Items from an interface collection:
★ ★ ★ ★ ★ ★ ★

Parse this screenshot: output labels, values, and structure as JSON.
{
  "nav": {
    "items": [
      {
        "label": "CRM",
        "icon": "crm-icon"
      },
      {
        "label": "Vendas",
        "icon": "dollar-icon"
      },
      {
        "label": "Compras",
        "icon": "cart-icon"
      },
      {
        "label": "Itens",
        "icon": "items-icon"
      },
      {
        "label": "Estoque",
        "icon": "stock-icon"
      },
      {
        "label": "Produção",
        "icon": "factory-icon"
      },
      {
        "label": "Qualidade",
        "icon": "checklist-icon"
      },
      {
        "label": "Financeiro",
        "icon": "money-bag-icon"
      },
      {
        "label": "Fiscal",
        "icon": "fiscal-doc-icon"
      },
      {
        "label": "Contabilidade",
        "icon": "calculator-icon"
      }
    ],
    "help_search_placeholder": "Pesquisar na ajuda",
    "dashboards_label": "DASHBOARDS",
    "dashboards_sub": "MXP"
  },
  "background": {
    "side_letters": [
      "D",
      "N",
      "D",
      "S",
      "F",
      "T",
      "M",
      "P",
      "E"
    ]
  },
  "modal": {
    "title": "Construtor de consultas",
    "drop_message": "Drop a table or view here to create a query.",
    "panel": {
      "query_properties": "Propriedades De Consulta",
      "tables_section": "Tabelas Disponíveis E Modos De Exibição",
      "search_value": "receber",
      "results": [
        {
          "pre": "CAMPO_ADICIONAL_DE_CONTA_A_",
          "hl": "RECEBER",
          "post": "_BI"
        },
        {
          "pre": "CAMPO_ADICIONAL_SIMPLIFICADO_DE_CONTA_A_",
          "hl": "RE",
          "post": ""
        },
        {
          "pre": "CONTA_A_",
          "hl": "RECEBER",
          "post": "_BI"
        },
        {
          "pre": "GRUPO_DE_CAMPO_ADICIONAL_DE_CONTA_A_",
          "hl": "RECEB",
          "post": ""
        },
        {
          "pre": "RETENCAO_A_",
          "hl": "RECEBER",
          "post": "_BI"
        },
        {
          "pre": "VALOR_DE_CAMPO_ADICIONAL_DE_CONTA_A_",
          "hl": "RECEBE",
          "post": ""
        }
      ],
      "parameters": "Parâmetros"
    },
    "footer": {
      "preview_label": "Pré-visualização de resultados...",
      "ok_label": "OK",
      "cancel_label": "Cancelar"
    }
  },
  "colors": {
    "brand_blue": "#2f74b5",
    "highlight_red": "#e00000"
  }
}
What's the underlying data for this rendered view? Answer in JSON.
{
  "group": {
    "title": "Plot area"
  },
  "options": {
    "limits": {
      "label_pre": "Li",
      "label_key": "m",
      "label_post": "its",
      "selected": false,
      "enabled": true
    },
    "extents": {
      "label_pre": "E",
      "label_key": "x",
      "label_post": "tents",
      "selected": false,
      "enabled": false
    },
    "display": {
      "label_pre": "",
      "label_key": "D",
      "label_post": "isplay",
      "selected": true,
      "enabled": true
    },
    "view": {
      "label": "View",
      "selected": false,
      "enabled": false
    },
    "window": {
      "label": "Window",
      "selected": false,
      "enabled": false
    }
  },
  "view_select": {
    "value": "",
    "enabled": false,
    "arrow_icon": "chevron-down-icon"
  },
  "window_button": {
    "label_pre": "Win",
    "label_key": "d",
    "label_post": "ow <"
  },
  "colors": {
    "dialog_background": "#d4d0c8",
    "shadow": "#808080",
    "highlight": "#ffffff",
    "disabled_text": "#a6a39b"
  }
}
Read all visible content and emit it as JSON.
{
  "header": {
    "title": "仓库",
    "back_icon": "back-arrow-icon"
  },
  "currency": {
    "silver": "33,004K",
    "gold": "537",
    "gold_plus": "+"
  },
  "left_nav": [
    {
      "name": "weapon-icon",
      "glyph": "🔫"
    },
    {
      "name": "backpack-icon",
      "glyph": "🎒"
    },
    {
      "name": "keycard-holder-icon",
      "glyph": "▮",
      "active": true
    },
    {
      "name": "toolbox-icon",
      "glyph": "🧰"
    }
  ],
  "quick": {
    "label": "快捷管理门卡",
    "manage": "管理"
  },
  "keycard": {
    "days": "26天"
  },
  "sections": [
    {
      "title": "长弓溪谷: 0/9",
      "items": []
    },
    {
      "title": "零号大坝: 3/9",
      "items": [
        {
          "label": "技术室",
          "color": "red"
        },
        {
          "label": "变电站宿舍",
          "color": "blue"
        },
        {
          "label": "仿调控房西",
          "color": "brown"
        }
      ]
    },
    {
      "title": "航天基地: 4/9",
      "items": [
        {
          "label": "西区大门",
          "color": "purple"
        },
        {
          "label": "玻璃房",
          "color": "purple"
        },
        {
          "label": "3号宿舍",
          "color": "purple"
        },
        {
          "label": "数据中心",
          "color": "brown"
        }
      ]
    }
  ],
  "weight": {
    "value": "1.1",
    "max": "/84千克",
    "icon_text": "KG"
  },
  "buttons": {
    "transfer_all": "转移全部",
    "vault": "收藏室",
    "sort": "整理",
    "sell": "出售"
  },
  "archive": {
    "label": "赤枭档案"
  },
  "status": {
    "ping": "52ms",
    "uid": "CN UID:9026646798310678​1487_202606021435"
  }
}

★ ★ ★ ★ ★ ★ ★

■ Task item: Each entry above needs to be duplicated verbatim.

■ The answer:
Parse this screenshot: output labels, values, and structure as JSON.
{
  "nav": {
    "items": [
      {
        "label": "CRM",
        "icon": "crm-icon"
      },
      {
        "label": "Vendas",
        "icon": "dollar-icon"
      },
      {
        "label": "Compras",
        "icon": "cart-icon"
      },
      {
        "label": "Itens",
        "icon": "items-icon"
      },
      {
        "label": "Estoque",
        "icon": "stock-icon"
      },
      {
        "label": "Produção",
        "icon": "factory-icon"
      },
      {
        "label": "Qualidade",
        "icon": "checklist-icon"
      },
      {
        "label": "Financeiro",
        "icon": "money-bag-icon"
      },
      {
        "label": "Fiscal",
        "icon": "fiscal-doc-icon"
      },
      {
        "label": "Contabilidade",
        "icon": "calculator-icon"
      }
    ],
    "help_search_placeholder": "Pesquisar na ajuda",
    "dashboards_label": "DASHBOARDS",
    "dashboards_sub": "MXP"
  },
  "background": {
    "side_letters": [
      "D",
      "N",
      "D",
      "S",
      "F",
      "T",
      "M",
      "P",
      "E"
    ]
  },
  "modal": {
    "title": "Construtor de consultas",
    "drop_message": "Drop a table or view here to create a query.",
    "panel": {
      "query_properties": "Propriedades De Consulta",
      "tables_section": "Tabelas Disponíveis E Modos De Exibição",
      "search_value": "receber",
      "results": [
        {
          "pre": "CAMPO_ADICIONAL_DE_CONTA_A_",
          "hl": "RECEBER",
          "post": "_BI"
        },
        {
          "pre": "CAMPO_ADICIONAL_SIMPLIFICADO_DE_CONTA_A_",
          "hl": "RE",
          "post": ""
        },
        {
          "pre": "CONTA_A_",
          "hl": "RECEBER",
          "post": "_BI"
        },
        {
          "pre": "GRUPO_DE_CAMPO_ADICIONAL_DE_CONTA_A_",
          "hl": "RECEB",
          "post": ""
        },
        {
          "pre": "RETENCAO_A_",
          "hl": "RECEBER",
          "post": "_BI"
        },
        {
          "pre": "VALOR_DE_CAMPO_ADICIONAL_DE_CONTA_A_",
          "hl": "RECEBE",
          "post": ""
        }
      ],
      "parameters": "Parâmetros"
    },
    "footer": {
      "preview_label": "Pré-visualização de resultados...",
      "ok_label": "OK",
      "cancel_label": "Cancelar"
    }
  },
  "colors": {
    "brand_blue": "#2f74b5",
    "highlight_red": "#e00000"
  }
}
What's the underlying data for this rendered view? Answer in JSON.
{
  "group": {
    "title": "Plot area"
  },
  "options": {
    "limits": {
      "label_pre": "Li",
      "label_key": "m",
      "label_post": "its",
      "selected": false,
      "enabled": true
    },
    "extents": {
      "label_pre": "E",
      "label_key": "x",
      "label_post": "tents",
      "selected": false,
      "enabled": false
    },
    "display": {
      "label_pre": "",
      "label_key": "D",
      "label_post": "isplay",
      "selected": true,
      "enabled": true
    },
    "view": {
      "label": "View",
      "selected": false,
      "enabled": false
    },
    "window": {
      "label": "Window",
      "selected": false,
      "enabled": false
    }
  },
  "view_select": {
    "value": "",
    "enabled": false,
    "arrow_icon": "chevron-down-icon"
  },
  "window_button": {
    "label_pre": "Win",
    "label_key": "d",
    "label_post": "ow <"
  },
  "colors": {
    "dialog_background": "#d4d0c8",
    "shadow": "#808080",
    "highlight": "#ffffff",
    "disabled_text": "#a6a39b"
  }
}
Read all visible content and emit it as JSON.
{
  "header": {
    "title": "仓库",
    "back_icon": "back-arrow-icon"
  },
  "currency": {
    "silver": "33,004K",
    "gold": "537",
    "gold_plus": "+"
  },
  "left_nav": [
    {
      "name": "weapon-icon",
      "glyph": "🔫"
    },
    {
      "name": "backpack-icon",
      "glyph": "🎒"
    },
    {
      "name": "keycard-holder-icon",
      "glyph": "▮",
      "active": true
    },
    {
      "name": "toolbox-icon",
      "glyph": "🧰"
    }
  ],
  "quick": {
    "label": "快捷管理门卡",
    "manage": "管理"
  },
  "keycard": {
    "days": "26天"
  },
  "sections": [
    {
      "title": "长弓溪谷: 0/9",
      "items": []
    },
    {
      "title": "零号大坝: 3/9",
      "items": [
        {
          "label": "技术室",
          "color": "red"
        },
        {
          "label": "变电站宿舍",
          "color": "blue"
        },
        {
          "label": "仿调控房西",
          "color": "brown"
        }
      ]
    },
    {
      "title": "航天基地: 4/9",
      "items": [
        {
          "label": "西区大门",
          "color": "purple"
        },
        {
          "label": "玻璃房",
          "color": "purple"
        },
        {
          "label": "3号宿舍",
          "color": "purple"
        },
        {
          "label": "数据中心",
          "color": "brown"
        }
      ]
    }
  ],
  "weight": {
    "value": "1.1",
    "max": "/84千克",
    "icon_text": "KG"
  },
  "buttons": {
    "transfer_all": "转移全部",
    "vault": "收藏室",
    "sort": "整理",
    "sell": "出售"
  },
  "archive": {
    "label": "赤枭档案"
  },
  "status": {
    "ping": "52ms",
    "uid": "CN UID:9026646798310678​1487_202606021435"
  }
}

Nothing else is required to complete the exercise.